◆ **EXERCISE OBJECTIVE**
Look through the lines below and extract each one that contains "Karma".

------------------------------------------------------------------------

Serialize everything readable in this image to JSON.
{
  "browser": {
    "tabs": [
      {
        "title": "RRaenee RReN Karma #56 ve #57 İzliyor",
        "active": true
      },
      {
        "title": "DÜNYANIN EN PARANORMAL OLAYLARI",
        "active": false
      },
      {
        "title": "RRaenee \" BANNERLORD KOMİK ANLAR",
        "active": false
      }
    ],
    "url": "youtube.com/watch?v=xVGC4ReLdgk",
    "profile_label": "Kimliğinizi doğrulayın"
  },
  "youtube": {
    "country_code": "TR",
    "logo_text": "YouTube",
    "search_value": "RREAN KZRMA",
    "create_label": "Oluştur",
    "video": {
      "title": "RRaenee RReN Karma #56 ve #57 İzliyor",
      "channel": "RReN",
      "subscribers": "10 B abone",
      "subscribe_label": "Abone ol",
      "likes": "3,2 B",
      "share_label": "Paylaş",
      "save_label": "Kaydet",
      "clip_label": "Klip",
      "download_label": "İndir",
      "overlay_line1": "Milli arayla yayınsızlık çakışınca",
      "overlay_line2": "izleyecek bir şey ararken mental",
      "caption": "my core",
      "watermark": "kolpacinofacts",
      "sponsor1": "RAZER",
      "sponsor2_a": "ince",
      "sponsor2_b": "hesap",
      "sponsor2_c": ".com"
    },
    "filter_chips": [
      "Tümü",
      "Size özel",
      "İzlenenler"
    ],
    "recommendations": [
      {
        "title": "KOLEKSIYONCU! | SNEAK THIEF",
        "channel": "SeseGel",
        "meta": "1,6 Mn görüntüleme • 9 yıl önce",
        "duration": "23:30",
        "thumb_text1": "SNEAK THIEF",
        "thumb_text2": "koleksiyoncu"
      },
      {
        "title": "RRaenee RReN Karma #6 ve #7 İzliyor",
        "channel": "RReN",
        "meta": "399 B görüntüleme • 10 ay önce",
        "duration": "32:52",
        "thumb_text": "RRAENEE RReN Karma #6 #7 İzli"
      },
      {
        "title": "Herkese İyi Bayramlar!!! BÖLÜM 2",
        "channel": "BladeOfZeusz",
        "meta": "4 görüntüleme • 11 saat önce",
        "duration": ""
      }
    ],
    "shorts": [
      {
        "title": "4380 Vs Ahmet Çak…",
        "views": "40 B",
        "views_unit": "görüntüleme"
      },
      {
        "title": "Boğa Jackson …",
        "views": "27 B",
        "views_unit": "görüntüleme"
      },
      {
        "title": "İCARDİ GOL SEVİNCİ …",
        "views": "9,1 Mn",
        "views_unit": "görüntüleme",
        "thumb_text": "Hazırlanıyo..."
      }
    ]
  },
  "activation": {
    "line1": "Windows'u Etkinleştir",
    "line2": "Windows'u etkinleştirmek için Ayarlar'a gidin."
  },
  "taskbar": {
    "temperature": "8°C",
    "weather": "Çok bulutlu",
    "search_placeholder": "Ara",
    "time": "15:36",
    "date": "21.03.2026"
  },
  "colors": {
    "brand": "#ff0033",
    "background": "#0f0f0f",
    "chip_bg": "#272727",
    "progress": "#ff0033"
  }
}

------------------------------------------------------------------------

◆ **EXERCISE SOLUTION**
        "title": "RRaenee RReN Karma #56 ve #57 İzliyor",
      "title": "RRaenee RReN Karma #56 ve #57 İzliyor",
        "title": "RRaenee RReN Karma #6 ve #7 İzliyor",
        "thumb_text": "RRAENEE RReN Karma #6 #7 İzli"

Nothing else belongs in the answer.